surveillance. New York officials continue to investigate whether the
disease has spread to other captive herds or wild deer.
The infected New York deer both came from captive herds, which is a
suspected method of disease movement, said Kelly Douglass, the Commission’s
program leader for captive deer and elk. Findings like the cases in New
York reinforce the need for proactive regulation of captive deer and elk in
CWD has been confirmed in 13 states and two Canadian provinces: Montana,
Wyoming, Colorado, Utah, New Mexico, South Dakota, Nebraska, Kansas,
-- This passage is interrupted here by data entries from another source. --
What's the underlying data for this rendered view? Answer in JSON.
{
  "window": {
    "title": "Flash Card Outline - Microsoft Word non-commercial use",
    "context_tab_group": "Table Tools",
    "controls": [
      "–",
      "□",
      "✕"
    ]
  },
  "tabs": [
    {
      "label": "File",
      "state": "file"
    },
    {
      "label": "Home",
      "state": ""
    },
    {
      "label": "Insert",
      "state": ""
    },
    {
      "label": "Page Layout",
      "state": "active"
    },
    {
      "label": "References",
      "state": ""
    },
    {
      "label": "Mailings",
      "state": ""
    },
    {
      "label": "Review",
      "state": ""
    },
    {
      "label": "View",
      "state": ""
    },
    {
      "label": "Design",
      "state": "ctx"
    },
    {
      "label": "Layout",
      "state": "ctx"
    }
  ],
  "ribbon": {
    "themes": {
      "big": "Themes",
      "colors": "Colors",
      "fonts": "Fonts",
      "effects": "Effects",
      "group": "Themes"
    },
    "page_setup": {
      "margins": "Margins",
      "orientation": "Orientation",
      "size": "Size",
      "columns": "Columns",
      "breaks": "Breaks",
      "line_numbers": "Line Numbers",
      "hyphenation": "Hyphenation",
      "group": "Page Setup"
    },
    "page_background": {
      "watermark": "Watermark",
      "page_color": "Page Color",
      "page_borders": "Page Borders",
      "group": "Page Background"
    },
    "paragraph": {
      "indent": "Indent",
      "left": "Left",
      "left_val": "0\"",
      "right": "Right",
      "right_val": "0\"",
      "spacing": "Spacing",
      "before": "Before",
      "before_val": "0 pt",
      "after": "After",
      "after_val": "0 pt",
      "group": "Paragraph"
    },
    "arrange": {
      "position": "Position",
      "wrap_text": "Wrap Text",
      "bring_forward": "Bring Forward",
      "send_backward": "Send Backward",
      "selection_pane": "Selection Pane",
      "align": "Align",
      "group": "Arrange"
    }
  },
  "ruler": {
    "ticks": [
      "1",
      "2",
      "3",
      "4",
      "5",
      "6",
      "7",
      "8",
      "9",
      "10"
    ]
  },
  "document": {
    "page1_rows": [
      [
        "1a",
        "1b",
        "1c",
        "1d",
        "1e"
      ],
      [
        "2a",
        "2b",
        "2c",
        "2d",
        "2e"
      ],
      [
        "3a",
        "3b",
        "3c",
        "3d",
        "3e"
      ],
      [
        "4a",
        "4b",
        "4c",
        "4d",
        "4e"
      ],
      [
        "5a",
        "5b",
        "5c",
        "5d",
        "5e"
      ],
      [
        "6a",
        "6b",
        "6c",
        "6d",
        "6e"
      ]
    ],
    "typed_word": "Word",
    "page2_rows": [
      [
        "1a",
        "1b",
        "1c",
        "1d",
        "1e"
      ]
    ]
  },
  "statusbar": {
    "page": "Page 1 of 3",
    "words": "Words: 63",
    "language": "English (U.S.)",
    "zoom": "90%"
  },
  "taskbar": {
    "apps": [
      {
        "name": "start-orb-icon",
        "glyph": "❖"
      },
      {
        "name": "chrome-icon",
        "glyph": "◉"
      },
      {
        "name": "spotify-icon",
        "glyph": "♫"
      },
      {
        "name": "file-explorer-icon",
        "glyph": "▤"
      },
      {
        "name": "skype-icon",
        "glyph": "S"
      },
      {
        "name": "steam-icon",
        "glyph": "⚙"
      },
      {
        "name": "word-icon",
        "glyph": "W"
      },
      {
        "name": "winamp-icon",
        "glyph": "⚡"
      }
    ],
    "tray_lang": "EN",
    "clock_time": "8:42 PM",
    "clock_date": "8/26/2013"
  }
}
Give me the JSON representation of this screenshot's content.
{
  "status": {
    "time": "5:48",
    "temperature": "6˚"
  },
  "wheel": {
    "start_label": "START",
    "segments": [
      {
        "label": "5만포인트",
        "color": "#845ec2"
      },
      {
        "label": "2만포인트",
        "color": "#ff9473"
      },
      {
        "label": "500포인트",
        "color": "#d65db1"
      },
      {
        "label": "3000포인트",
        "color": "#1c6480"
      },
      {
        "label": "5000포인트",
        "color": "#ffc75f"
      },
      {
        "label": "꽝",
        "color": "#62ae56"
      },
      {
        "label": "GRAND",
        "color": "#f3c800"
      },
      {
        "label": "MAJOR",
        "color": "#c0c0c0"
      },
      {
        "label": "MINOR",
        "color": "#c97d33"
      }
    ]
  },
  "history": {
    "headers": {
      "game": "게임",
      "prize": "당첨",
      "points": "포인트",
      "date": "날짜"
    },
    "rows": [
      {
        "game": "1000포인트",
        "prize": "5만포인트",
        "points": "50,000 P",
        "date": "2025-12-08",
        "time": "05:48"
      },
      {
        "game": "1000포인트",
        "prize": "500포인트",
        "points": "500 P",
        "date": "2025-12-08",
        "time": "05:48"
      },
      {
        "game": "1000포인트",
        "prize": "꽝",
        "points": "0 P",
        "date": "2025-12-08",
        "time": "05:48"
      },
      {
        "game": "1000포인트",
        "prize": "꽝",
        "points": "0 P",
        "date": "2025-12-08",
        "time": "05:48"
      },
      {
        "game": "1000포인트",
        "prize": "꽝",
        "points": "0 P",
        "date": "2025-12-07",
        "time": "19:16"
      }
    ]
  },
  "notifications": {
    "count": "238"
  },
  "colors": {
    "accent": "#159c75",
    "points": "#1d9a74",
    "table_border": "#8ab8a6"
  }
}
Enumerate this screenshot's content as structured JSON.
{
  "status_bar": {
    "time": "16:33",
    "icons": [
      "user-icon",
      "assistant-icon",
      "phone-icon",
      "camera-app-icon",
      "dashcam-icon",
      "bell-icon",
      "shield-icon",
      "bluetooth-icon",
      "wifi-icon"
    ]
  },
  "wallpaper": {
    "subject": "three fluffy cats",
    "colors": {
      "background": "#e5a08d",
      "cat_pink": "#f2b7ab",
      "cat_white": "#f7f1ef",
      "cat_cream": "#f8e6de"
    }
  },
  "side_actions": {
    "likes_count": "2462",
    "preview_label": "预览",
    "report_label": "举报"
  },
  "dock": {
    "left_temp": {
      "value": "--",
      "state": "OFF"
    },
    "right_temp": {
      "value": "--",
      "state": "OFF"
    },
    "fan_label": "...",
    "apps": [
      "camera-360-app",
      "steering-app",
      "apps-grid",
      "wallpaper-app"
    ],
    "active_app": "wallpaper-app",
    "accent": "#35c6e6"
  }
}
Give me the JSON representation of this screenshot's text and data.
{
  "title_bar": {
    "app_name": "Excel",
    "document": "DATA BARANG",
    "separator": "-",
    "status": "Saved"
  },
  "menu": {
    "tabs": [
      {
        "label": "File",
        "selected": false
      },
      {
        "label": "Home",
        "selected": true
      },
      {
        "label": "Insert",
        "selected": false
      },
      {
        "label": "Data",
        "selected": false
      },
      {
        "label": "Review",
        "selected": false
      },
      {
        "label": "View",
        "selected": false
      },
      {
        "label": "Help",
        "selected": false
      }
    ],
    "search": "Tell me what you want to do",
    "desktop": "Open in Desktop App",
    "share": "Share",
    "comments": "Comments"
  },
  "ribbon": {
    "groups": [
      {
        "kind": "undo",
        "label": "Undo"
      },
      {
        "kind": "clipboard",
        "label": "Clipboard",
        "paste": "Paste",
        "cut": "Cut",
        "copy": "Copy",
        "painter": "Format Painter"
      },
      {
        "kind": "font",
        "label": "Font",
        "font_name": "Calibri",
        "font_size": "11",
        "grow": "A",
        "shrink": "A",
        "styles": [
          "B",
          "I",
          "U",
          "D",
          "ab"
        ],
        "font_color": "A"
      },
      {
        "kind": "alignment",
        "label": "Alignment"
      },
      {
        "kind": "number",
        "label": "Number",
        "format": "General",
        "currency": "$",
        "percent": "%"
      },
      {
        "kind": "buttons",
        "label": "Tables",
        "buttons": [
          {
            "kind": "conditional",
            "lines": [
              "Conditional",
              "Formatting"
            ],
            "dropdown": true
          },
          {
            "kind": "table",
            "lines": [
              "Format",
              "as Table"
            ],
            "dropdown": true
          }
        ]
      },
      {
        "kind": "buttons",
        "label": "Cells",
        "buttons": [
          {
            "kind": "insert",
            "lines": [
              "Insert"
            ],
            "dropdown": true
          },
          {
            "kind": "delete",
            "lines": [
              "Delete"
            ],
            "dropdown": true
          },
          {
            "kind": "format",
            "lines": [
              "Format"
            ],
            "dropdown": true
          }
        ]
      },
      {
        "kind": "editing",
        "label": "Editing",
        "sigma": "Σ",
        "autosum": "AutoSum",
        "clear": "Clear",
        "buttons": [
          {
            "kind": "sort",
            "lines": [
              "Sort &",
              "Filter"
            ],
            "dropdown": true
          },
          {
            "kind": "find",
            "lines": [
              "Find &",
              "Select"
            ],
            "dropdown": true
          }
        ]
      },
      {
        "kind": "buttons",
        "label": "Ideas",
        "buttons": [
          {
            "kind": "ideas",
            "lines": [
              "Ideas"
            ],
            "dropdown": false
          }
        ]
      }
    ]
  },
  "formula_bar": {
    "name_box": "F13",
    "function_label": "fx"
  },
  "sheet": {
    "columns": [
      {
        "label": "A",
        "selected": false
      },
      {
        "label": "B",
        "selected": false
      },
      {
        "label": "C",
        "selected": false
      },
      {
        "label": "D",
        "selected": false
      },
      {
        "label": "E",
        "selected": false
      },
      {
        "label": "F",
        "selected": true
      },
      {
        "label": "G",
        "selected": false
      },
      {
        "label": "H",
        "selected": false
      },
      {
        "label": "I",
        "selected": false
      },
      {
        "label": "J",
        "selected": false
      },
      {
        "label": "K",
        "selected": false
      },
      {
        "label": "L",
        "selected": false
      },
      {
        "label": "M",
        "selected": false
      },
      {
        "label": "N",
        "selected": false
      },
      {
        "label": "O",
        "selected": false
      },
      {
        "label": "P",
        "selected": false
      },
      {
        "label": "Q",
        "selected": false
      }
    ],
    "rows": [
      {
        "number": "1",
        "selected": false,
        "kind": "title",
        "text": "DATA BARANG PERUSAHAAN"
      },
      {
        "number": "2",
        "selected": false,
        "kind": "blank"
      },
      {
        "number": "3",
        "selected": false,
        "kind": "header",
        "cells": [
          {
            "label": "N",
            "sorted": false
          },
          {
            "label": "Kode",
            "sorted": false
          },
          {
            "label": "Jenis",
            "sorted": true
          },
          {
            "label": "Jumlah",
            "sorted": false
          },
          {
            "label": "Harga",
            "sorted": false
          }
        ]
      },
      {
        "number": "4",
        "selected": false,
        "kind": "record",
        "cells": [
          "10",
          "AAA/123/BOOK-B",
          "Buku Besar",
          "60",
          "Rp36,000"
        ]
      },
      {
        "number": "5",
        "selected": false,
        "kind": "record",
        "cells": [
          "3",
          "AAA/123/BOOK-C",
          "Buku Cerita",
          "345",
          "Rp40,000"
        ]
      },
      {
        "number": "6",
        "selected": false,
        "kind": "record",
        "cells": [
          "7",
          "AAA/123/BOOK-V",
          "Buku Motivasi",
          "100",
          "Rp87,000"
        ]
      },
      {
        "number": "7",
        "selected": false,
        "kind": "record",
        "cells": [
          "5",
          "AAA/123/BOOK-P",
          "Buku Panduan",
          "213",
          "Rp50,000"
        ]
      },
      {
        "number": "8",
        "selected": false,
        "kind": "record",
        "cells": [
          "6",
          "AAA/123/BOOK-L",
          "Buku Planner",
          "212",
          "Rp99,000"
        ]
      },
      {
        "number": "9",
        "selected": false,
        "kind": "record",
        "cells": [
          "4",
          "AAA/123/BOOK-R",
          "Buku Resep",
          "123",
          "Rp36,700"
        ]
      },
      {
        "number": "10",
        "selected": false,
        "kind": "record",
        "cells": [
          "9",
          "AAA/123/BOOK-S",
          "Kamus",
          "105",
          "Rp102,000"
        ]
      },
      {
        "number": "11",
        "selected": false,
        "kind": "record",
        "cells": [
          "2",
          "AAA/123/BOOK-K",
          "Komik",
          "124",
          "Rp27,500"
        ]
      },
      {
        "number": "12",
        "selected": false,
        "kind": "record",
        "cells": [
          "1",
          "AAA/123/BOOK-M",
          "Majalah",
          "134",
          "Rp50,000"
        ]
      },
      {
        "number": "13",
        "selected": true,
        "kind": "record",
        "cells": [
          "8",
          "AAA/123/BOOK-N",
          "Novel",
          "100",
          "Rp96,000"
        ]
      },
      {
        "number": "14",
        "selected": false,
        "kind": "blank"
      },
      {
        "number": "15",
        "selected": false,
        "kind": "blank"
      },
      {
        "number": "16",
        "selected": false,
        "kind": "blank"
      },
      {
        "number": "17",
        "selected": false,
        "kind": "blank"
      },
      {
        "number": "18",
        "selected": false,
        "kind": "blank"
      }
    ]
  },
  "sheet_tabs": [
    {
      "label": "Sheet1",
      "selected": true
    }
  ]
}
Oklahoma, Minnesota, Wisconsin, Illinois, New York, Saskatchewan and
Alberta. The New York cases are the first in that state and the first
confirmed on the Eastern Seaboard.
In 2002, concerned about the rapid spread of CWD in western states, the
N.C. Wildlife Commission moved to strengthen regulations for captive deer
and elk herds here. New requirements included tagging of animals, minimum
fence heights and restrictions on the importation and transportation of
deer and elk. These tighter controls enable the Commission to track captive
animals better and to reduce the risk of disease spreading if an animal
If CWD were to come to North Carolina, it most likely would be transmitted
through an imported captive deer or elk, said Evin Stanford, the
Commission’s deer biologist. In fact, that appears to have happened already
in other states and provinces where wild deer seem to have contracted CWD
from infected captive animals that were moved.
CWD is a wasting syndrome characterized by microscopic empty spaces in the
brain. Afflicted animals exhibit unusual behaviors including:
lack of coordination
frequent lowering of the head
blank facial expressions
repetitive walking in set patterns
drooling and grinding of teeth
drinking lots of water and increased urination
extreme low weight.
Animals may not show symptoms for five years or more, but once they do
contract the disease, death is certain. No treatment or cure exists.
Direct, animal-to-animal contact is a means of transmission, but evidence
also suggests that contaminated environments present risks. Humans are not
known to contract CWD.